An Open Letter to UConn President Susan Herbst
I write to you today as a UConn student, but more specifically as a UConn woman and feminist. I want to first express my admiration for you as a woman who has made it in a “man’s” world, who has faced the odds and done the seemingly unthinkable; become the first woman president at UConn over the course of its 130-year history. You serve as a shining example that even the most challenging of ceilings can be broken, and you speak to the considerable strides women have made over the last 50 years in academia and the professional world. One of the most vivid memories I have of my admiration for your accomplishments was when Gloria Steinem gave you a standing ovation for your successes, along with a full auditorium of students and faculty, during her speech at the 40 year anniversary of the UConn Women’s Center this past fall. It is on behalf of that standing ovation, my feminist foremothers, and the respect that I feel for your success personally that I write this letter of concern and intervention to you today.
Over the course of the past few weeks, UConn has gradually unveiled its “New University Visual Identity Program” which will make UConn the school’s new “wordmark” with a unified appearance, and will require a change in the Husky Dog logo from its current mascot to a more “powerful and aggressive” looking logo. In your Second State of the University Address, you spoke to the reasoning behind this re-branding and logo change, and these justifications left me overcome by waves of anger and frustration. As a UConn student who is proud of my University’s academics and my future degree, I feel frustrated; as a woman student living at this campus I am outright offended. I am appalled by the selective amnesia these justifications display and angered at the superficiality of this Visual Identity Program.
The updated identity package that will be presented on the 18th, like the wordmark, is intended to show what UConn and our student athletes convey every day: poise, confidence, competitiveness, and the determination to succeed in the classroom and on the field and the court.
The aforementioned was one of the statements made in your address. Here is a timeline of some events that are disturbingly absent from this account of the past year in UConn athletics:
- On June 21st 2012, UConn Men’s basketball becomes the first BCS school team to face a postseason ban based solely on low APR (Academic Progress Rate) scores.
- On October 6th 2012, Lyle McCombs is arrested on charges of second degree breach of peace for a domestic violence dispute in which he was, “yelling, pushing, and spitting at his girlfriend” during an argument outside a residence hall.
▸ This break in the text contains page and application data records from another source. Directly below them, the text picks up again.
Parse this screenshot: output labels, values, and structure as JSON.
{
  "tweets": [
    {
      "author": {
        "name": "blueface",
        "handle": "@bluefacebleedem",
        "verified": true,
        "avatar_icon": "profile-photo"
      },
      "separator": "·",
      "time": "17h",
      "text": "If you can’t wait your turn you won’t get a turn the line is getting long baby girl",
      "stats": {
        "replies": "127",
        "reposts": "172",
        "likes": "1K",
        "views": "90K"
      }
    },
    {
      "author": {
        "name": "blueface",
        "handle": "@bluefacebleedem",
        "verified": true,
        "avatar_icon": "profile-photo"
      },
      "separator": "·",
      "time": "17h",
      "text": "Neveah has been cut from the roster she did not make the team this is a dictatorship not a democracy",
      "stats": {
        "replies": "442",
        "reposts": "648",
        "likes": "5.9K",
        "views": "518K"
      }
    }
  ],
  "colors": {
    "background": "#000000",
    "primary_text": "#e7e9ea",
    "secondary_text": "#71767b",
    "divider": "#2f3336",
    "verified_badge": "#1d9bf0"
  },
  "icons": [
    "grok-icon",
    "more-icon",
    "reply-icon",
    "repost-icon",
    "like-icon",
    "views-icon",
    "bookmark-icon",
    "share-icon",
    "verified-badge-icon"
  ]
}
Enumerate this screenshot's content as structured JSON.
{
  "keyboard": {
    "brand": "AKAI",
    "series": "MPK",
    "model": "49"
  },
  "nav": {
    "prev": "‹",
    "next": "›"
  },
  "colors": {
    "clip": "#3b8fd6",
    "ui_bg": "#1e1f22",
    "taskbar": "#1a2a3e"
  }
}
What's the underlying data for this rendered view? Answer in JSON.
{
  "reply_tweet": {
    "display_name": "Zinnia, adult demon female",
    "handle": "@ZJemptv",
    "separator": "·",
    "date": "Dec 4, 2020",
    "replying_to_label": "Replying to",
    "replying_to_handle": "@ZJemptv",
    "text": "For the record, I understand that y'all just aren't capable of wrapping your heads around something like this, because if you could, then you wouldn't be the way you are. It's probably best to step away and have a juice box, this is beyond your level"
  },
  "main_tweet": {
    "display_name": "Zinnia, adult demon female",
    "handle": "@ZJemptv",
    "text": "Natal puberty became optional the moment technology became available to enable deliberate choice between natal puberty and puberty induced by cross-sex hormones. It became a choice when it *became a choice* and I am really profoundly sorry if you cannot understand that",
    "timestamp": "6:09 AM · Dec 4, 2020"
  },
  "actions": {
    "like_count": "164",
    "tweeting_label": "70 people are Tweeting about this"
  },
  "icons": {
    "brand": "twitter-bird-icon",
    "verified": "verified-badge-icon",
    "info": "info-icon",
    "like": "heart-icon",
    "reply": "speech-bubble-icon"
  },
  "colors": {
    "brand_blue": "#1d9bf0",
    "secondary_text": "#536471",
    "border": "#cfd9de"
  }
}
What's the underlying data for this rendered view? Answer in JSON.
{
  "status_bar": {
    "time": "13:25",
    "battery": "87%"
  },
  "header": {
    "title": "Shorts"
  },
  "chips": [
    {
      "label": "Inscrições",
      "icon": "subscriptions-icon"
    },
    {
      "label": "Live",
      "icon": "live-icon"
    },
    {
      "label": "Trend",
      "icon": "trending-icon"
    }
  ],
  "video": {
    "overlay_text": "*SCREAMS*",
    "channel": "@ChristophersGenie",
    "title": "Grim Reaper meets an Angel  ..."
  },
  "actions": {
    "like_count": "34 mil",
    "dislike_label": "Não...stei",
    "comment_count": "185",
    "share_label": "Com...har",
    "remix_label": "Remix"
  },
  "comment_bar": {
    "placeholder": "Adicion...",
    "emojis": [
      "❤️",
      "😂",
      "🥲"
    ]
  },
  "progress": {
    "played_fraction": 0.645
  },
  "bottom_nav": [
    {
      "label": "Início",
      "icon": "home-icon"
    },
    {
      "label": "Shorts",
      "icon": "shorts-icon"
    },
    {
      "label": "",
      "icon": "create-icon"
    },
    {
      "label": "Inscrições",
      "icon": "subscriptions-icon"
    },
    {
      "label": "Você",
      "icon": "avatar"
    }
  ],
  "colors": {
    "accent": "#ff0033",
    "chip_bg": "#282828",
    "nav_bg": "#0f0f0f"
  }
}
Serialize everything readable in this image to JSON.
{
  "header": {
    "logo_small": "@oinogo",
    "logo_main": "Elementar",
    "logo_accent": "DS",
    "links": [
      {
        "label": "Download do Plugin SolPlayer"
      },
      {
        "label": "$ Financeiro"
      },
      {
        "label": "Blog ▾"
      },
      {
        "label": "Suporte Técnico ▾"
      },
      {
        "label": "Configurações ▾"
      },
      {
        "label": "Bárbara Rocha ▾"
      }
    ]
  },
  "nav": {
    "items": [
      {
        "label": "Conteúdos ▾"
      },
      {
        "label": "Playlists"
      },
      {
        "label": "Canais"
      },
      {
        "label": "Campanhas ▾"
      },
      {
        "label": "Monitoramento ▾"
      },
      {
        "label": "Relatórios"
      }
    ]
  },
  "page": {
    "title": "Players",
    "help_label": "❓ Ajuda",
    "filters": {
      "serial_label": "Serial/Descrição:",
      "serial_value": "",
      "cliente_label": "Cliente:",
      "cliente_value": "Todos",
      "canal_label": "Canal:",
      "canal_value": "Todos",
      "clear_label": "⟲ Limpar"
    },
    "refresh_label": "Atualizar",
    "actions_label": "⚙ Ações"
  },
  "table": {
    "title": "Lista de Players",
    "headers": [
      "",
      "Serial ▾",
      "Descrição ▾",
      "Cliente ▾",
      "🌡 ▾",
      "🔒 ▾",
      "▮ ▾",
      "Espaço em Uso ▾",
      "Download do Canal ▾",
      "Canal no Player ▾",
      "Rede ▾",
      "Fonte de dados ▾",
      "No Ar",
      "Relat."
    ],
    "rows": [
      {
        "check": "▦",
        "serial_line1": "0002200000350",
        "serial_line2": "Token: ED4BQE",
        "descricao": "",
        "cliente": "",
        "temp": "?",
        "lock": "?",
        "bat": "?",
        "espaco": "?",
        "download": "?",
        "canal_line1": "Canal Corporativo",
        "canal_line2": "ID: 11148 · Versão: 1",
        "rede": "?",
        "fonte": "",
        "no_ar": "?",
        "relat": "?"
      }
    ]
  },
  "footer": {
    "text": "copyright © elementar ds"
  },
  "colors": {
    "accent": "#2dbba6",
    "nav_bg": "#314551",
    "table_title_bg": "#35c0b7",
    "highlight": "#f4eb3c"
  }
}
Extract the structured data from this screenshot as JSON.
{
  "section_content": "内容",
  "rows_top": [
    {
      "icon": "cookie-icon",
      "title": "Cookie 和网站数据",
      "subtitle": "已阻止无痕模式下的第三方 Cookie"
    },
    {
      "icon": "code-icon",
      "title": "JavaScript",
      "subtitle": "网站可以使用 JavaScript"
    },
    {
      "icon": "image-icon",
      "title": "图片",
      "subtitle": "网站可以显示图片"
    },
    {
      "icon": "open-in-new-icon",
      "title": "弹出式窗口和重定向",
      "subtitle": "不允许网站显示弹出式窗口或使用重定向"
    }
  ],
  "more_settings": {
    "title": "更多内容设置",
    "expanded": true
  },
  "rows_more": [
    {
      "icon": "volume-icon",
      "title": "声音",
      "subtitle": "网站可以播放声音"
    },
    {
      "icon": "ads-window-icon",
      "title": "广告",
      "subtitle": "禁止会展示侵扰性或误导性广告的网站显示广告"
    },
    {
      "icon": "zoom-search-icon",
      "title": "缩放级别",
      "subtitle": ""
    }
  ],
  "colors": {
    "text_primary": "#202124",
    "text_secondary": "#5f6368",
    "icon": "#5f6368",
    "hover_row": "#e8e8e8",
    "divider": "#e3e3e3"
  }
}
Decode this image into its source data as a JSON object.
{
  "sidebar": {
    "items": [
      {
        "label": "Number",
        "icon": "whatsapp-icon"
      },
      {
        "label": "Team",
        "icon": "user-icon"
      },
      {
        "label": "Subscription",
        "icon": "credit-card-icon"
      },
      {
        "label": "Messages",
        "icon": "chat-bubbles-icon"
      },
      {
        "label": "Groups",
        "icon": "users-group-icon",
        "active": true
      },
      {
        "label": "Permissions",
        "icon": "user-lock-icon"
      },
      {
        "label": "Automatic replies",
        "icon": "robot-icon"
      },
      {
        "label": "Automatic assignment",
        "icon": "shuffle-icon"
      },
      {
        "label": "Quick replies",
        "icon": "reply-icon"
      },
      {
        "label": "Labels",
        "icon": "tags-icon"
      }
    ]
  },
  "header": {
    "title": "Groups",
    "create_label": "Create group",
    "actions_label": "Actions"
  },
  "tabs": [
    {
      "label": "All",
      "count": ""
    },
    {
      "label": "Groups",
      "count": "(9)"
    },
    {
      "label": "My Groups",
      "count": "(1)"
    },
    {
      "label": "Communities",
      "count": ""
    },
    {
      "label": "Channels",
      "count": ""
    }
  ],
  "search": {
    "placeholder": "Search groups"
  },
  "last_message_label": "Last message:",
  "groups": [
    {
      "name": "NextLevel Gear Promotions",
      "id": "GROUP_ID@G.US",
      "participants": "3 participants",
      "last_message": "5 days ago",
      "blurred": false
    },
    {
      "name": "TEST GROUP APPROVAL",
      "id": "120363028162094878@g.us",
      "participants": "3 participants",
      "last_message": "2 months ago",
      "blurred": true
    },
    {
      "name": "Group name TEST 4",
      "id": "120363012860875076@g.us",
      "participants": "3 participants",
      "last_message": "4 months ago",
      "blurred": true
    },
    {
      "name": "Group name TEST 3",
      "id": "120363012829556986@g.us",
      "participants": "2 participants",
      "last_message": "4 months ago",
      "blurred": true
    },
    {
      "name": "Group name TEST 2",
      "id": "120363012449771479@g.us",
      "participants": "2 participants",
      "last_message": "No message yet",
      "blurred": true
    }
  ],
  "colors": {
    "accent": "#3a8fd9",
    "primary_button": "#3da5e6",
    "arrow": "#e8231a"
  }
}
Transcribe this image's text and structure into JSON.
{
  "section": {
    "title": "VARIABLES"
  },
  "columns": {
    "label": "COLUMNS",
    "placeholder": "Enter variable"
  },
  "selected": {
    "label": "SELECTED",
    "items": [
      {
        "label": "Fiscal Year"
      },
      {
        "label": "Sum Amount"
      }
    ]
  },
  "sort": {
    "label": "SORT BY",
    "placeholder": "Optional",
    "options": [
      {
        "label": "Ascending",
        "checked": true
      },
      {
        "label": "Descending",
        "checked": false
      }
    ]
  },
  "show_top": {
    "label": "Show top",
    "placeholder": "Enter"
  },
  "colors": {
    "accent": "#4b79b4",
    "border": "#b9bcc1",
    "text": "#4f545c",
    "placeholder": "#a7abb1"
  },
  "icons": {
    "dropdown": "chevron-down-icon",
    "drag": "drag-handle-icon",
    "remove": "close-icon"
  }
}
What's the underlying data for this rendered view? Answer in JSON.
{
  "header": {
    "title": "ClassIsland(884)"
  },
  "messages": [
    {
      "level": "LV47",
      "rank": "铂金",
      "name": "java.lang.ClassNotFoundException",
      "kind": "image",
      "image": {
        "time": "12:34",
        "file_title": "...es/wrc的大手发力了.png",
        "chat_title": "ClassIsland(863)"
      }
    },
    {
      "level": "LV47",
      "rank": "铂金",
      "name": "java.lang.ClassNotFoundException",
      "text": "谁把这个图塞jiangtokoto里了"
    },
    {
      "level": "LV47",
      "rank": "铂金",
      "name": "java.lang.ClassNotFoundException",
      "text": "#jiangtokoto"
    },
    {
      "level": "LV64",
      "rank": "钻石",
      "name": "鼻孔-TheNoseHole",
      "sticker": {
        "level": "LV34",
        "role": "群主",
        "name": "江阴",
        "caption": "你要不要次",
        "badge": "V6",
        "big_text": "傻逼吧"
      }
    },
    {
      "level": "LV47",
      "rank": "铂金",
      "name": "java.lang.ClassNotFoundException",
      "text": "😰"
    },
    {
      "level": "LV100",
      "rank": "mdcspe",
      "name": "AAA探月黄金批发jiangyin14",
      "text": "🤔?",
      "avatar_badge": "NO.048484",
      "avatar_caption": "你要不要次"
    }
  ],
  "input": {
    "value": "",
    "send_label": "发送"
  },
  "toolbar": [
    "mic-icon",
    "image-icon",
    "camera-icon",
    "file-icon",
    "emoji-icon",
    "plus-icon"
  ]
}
- On February 11th 2013, Enosch Wolf is arrested on charges of third degree burglary, first degree criminal trespassing and disorderly conduct when he “refused to leave” a female student’s apartment, “grabbed the hair of the victim and pushed her head” and “knocked the glasses off the victim’s face with his hand.”
- On March 21st 2013, Tyler Olander is arrested for trespassing in a structure or conveyance while on Spring Break in Panama City, Florida.
These are serious marks against both our athletic program and our university as a whole — marks that, other than a decision made by Coach Kevin Ollie to suspend Wolf indefinitely, have gone unaddressed, unmentioned, and unacknowledged by UConn authorities. What does this timeline say when juxtaposed with your justification? It beckons the question, what does UConn do with marks like these? The answer appears to be: we turn them blue and shape them into something new.
Instead of giving these problematic aspects of male athletic peer culture at UConn a second look or a giving the real face of athletics a true makeover, it appears that the focus of your administration is prioritizing the remodeling of the fictional face of the Husky Logo. Instead of communicating a zero tolerance atmosphere for this kind of behavior, increasing or vocalizing support to violence against women prevention efforts on campus in the face of such events, or increasing support to student run programs that seek to work with athletes on issues of violence as well as academic issues, it would appear that your administration is more interested in fostering consumerism and corporatization than education and community. Another example of this shift in priorities can be seen in the current administrations selection of the new logo — a selection made with no involvement from or consultation with the normal, everyday, non-Olympian student body:
Contrary to speculation, the Husky will not appear to be mean, snarling, or capable of frightening small children! Instead he will be rendered as the sleek, beautiful animal a real Husky truly is.
Well President Herbst, the new Husky logo may not be capable of frightening small children, but the face of real life UConn athletics is certainly capable of frightening college women.
It is looking right through you and saying, ‘Do not mess with me.’ This is a streamlined, fighting dog, and I cannot wait for it to be on our uniforms and court.~Geno Auriemma stated about the new logo change.
What terrifies me about the admiration of such traits is that I know what it feels like to have a real life Husky look straight through you and to feel powerless, and to wonder if even the administration cannot “mess with them.” And I know I am not alone. It is on this note that I ask you to hear these words. And whether you hear me or not, I thank you for the ceilings you have shattered that benefit women in academia such as myself. In the words of Audre Lorde, “this letter is in repayment.”
The only thing I can come up with is she doesn’t like the new Uconn logo?